What is something many aspiring business owners think they need but they really don’t?
A sales plan or budget. We abandoned both during Covid and it’s been the best decision we’ve made in years. We have a good grasp of what we need to succeed as a company, and we don’t want to discourage our sales teams if they are a few dollars short of an arbitrary number. Our sales are continuing to grow exponentially and the morale within the company is high — we aren’t looking back!
What is a productivity tip that you swear by?
Be direct with your communication. If you’re not direct or provide vague, open-ended feedback, it leaves room for misinterpretation and slows down all efforts.
What is a business book you always recommend and why?

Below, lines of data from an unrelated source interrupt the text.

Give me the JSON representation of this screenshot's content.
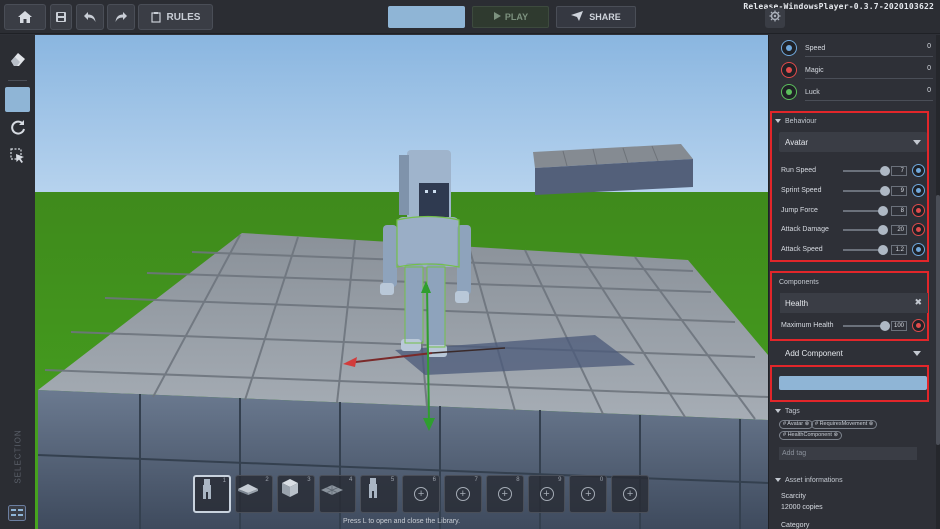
{
  "app": {
    "version": "Release-WindowsPlayer-0.3.7-2020103622"
  },
  "topbar": {
    "home_icon": "home-icon",
    "save_icon": "save-icon",
    "undo_icon": "undo-icon",
    "redo_icon": "redo-icon",
    "rules_label": "RULES",
    "name_value": "",
    "play_label": "PLAY",
    "share_label": "SHARE",
    "settings_icon": "gear-icon"
  },
  "leftbar": {
    "tools": [
      "eraser-icon",
      "select-square-icon",
      "refresh-icon",
      "selection-cursor-icon"
    ],
    "vertical_label": "SELECTION"
  },
  "library": {
    "slots": [
      {
        "num": "1",
        "kind": "avatar",
        "selected": true
      },
      {
        "num": "2",
        "kind": "plate"
      },
      {
        "num": "3",
        "kind": "cube"
      },
      {
        "num": "4",
        "kind": "floor"
      },
      {
        "num": "5",
        "kind": "avatar"
      },
      {
        "num": "6",
        "kind": "add"
      },
      {
        "num": "7",
        "kind": "add"
      },
      {
        "num": "8",
        "kind": "add"
      },
      {
        "num": "9",
        "kind": "add"
      },
      {
        "num": "0",
        "kind": "add"
      },
      {
        "num": "",
        "kind": "add"
      }
    ],
    "hint": "Press L to open and close the Library."
  },
  "panel": {
    "stats": [
      {
        "label": "Speed",
        "value": "0",
        "icon": "speed-icon",
        "color": "#6fa8dc"
      },
      {
        "label": "Magic",
        "value": "0",
        "icon": "magic-icon",
        "color": "#e04b4b"
      },
      {
        "label": "Luck",
        "value": "0",
        "icon": "clover-icon",
        "color": "#5cbf5c"
      }
    ],
    "behaviour": {
      "title": "Behaviour",
      "dropdown": "Avatar",
      "sliders": [
        {
          "label": "Run Speed",
          "value": "7",
          "fraction": 0.95,
          "icon_color": "#6fa8dc"
        },
        {
          "label": "Sprint Speed",
          "value": "9",
          "fraction": 0.95,
          "icon_color": "#6fa8dc"
        },
        {
          "label": "Jump Force",
          "value": "8",
          "fraction": 0.92,
          "icon_color": "#e04b4b"
        },
        {
          "label": "Attack Damage",
          "value": "20",
          "fraction": 0.92,
          "icon_color": "#e04b4b"
        },
        {
          "label": "Attack Speed",
          "value": "1.2",
          "fraction": 0.92,
          "icon_color": "#6fa8dc"
        }
      ]
    },
    "components": {
      "title": "Components",
      "header": "Health",
      "close_icon": "close-icon",
      "slider": {
        "label": "Maximum Health",
        "value": "100",
        "fraction": 0.95,
        "icon_color": "#e04b4b"
      }
    },
    "add_component": {
      "label": "Add Component"
    },
    "tags": {
      "title": "Tags",
      "items": [
        "# Avatar",
        "# RequiresMovement",
        "# HealthComponent"
      ],
      "placeholder": "Add tag"
    },
    "asset": {
      "title": "Asset informations",
      "scarcity_label": "Scarcity",
      "scarcity_value": "12000 copies",
      "category_label": "Category"
    }
  }
}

Who Moved My Cheese by Dr. Spencer Johnson, M.D. I always recommend this one because business is all about adapting to constant change. It’s a parable about 4 characters and each character represents a different attitude towards change — the book shows the importance of being able to deal with the unexpected and is written in a way I found insightful yet super relatable that would change the way I approached my business forever.
Is there a particular quote or saying that you use as personal motivation?
“Make the climb without the rope.” You have everything you need to fulfill your destiny, you just have to be willing to take the leap of faith to get to the other side.